Nothing could be clearer than that the manna was given as a type of the Lord Jesus—the Word of God. He led them in the wilderness, suffered them to hunger, and fed them with manna that they might learn the important lesson, "That man doth not live by bread alone, but by every word of God. (Deut. 8:3.) They were dull scholars, however, and like many now, saw only the letter, and valued the natural far more than the spiritual. The type could sustain the natural life only for a brief season, but the real bread sustains spiritual life forever. In either case, however, the bread must be eaten, hence the contract. Your fathers did eat manna and are dead: This is the bread which cometh down from heaven, that a man may eat thereof and not die. "If any man eat of this bread he shall live forever: and the bread that I will give is my flesh which I will give for the life of the world." "Except ye eat...ye have no life," but "Whoso eateth...hath eternal life."

By a careful consideration of the whole passage, it will be seen that the natural terms, Bread, eat, drink, flesh, blood and life, are used to represent spiritual things, and to discern this distinction is very important. To confound the natural and spiritual is easy, and to see only the natural, is to be as the Jews were, who counted the words of Jesus hard sayings, and murmured saying, "How can this man give us his flesh to eat?" Even the disciples had difficulty, and many of them could not appreciate his explanation: "It is the spirit that quickeneth, the flesh profiteth nothing, the words that I speak unto you are spirit and are life." Nothing can be explained only to such as are able to receive it, by previous leading or training, and hence many walked no more with him. To the twelve Jesus said: "Will ye also go away?" Oh! that Peter's answer may be the language of our hearts: "Lord, to whom shall we go? thou hast the words of eternal life." Truth is adapted to the various conditions of christian life from conversion onward,—from milk to the strongest meat; and it is necessary that we receive it, digest and assimilate; and use the strength which the Lord thus supplies.

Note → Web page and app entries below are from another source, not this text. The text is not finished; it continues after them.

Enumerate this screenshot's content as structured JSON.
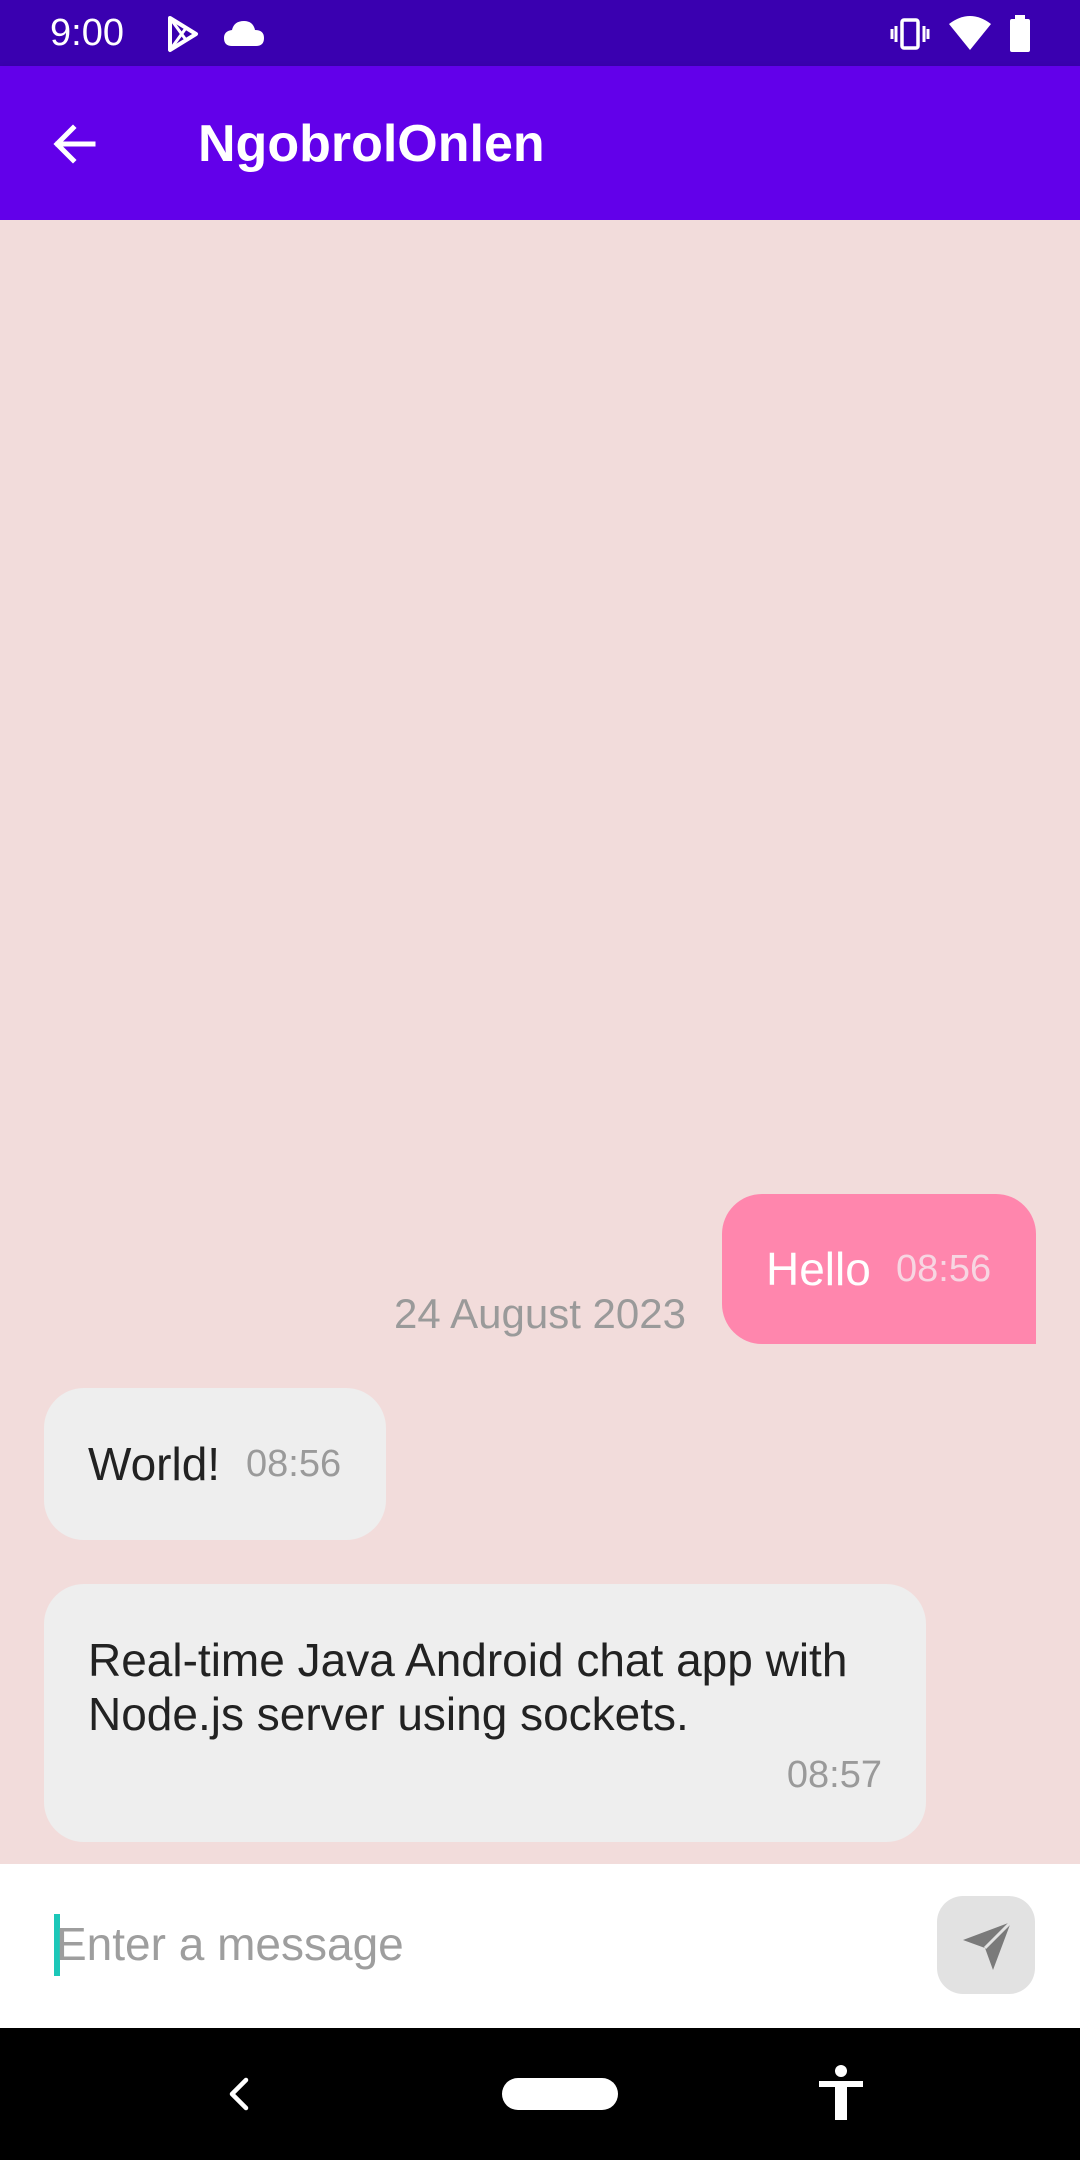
{
  "status_bar": {
    "time": "9:00",
    "icons_left": [
      "play-store-icon",
      "cloud-icon"
    ],
    "icons_right": [
      "vibrate-icon",
      "wifi-icon",
      "battery-icon"
    ]
  },
  "app_bar": {
    "title": "NgobrolOnlen",
    "back_icon": "arrow-back-icon"
  },
  "chat": {
    "date_separator": "24 August 2023",
    "messages": [
      {
        "direction": "outgoing",
        "text": "Hello",
        "time": "08:56"
      },
      {
        "direction": "incoming",
        "text": "World!",
        "time": "08:56"
      },
      {
        "direction": "incoming",
        "text_line1": "Real-time Java Android chat app with",
        "text_line2": "Node.js server using sockets.",
        "time": "08:57"
      }
    ]
  },
  "input_bar": {
    "placeholder": "Enter a message",
    "value": "",
    "send_icon": "send-icon"
  },
  "nav_bar": {
    "icons": [
      "nav-back-icon",
      "nav-home-pill",
      "accessibility-icon"
    ]
  },
  "colors": {
    "status_bar": "#3a00b0",
    "app_bar": "#6200ea",
    "chat_background": "#f2dcdb",
    "outgoing_bubble": "#ff86ad",
    "incoming_bubble": "#eeeeee",
    "cursor": "#1cc7b8"
  }
}
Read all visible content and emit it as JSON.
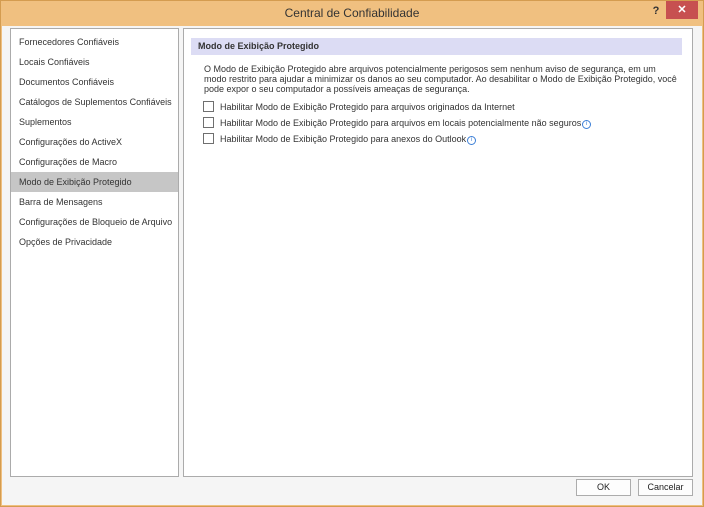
{
  "window": {
    "title": "Central de Confiabilidade",
    "help_glyph": "?",
    "close_glyph": "✕"
  },
  "sidebar": {
    "items": [
      {
        "label": "Fornecedores Confiáveis"
      },
      {
        "label": "Locais Confiáveis"
      },
      {
        "label": "Documentos Confiáveis"
      },
      {
        "label": "Catálogos de Suplementos Confiáveis"
      },
      {
        "label": "Suplementos"
      },
      {
        "label": "Configurações do ActiveX"
      },
      {
        "label": "Configurações de Macro"
      },
      {
        "label": "Modo de Exibição Protegido"
      },
      {
        "label": "Barra de Mensagens"
      },
      {
        "label": "Configurações de Bloqueio de Arquivo"
      },
      {
        "label": "Opções de Privacidade"
      }
    ],
    "selected_index": 7
  },
  "content": {
    "section_title": "Modo de Exibição Protegido",
    "description": "O Modo de Exibição Protegido abre arquivos potencialmente perigosos sem nenhum aviso de segurança, em um modo restrito para ajudar a minimizar os danos ao seu computador. Ao desabilitar o Modo de Exibição Protegido, você pode expor o seu computador a possíveis ameaças de segurança.",
    "options": [
      {
        "label": "Habilitar Modo de Exibição Protegido para arquivos originados da Internet",
        "checked": false,
        "info": false
      },
      {
        "label": "Habilitar Modo de Exibição Protegido para arquivos em locais potencialmente não seguros",
        "checked": false,
        "info": true
      },
      {
        "label": "Habilitar Modo de Exibição Protegido para anexos do Outlook",
        "checked": false,
        "info": true
      }
    ],
    "info_glyph": "i"
  },
  "buttons": {
    "ok": "OK",
    "cancel": "Cancelar"
  }
}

Are we feeding on God's truth? Is it our daily bread? If so, we are his disciples indeed. John 8:31.

The idea that we are all right, and sure of the kingdom because of an experience we had five, ten, twenty or forty years ago, is a dangerous one. What is our condition now? That seems to be the great question. "He that eateth me shall live by me." It is not enough to eat once, or once a year, but constantly.

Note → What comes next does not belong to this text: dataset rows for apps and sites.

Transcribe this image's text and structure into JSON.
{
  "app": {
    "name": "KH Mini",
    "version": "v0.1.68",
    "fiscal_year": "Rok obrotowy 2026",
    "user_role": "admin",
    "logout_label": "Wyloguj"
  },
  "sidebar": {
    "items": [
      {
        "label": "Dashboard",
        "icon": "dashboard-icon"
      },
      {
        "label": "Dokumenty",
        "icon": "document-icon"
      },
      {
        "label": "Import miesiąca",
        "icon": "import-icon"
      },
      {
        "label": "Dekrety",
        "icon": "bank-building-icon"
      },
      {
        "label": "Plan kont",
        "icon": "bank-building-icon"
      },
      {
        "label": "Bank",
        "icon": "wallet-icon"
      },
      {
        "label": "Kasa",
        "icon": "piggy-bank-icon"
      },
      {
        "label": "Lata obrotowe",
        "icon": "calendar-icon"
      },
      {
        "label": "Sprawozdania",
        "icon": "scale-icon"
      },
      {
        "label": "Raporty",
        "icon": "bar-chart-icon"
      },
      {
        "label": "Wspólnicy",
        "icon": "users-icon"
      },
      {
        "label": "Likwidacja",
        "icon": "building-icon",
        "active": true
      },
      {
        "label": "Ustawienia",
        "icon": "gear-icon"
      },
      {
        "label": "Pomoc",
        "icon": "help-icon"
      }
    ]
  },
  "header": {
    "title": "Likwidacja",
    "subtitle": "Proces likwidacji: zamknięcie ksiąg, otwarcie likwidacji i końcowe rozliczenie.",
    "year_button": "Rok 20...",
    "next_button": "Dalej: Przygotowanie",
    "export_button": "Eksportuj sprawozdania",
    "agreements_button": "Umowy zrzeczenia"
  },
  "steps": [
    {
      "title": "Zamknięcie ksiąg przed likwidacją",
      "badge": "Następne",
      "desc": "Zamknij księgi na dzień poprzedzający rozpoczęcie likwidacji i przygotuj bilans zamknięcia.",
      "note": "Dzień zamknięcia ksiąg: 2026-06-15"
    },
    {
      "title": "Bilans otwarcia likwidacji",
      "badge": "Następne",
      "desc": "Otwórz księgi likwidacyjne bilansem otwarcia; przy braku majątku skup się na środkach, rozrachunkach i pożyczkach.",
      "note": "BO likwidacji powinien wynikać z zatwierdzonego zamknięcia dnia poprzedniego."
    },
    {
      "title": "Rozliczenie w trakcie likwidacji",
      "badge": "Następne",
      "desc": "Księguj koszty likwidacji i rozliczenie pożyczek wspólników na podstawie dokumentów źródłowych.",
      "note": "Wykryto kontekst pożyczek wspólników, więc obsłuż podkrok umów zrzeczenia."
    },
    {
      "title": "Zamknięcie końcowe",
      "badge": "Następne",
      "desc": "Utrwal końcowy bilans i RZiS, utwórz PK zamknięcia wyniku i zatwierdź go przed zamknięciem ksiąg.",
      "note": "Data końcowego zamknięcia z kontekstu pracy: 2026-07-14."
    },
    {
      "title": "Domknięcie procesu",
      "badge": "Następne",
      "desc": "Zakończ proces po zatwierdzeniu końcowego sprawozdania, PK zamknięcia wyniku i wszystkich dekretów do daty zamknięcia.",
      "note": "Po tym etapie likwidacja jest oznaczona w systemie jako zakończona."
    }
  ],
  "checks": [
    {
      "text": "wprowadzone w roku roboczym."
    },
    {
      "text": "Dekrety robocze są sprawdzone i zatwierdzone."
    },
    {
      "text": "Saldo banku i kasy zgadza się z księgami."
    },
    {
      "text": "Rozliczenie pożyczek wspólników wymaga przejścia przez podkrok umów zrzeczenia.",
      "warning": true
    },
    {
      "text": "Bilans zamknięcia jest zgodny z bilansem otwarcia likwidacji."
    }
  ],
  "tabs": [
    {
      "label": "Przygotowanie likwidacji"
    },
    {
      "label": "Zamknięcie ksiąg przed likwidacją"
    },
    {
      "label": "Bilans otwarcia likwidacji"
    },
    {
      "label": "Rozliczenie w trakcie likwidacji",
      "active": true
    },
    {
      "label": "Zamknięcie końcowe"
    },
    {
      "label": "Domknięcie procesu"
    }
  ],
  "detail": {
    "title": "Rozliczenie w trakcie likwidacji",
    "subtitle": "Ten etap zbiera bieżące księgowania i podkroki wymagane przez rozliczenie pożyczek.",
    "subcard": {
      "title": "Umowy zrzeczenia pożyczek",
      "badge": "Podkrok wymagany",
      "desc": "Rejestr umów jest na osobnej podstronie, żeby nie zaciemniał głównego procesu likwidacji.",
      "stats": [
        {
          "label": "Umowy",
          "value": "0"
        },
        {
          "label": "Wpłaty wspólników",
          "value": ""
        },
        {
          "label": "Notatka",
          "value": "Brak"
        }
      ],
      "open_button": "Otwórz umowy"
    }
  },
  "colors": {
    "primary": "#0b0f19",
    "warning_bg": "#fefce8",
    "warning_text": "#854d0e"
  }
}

"If ye continue in my word then are ye my disciples indeed." "If ye keep my commandments ye shall abide in my love." "By the which ye are saved if ye keep in memory what I preached unto you." "If ye live after the flesh ye shall die, but if ye through the spirit do mortify the deeds of the body ye shall live." This must refer to the spiritual life; and that it needs support or it will be lost is true, or words have no meaning. Many are sickly and dying for want of the bread. Those who are living on the good word, are "strong in the Lord and in the power of his might." "Lord, evermore give us this bread." Feed us until we shall want no more.

J. H. P.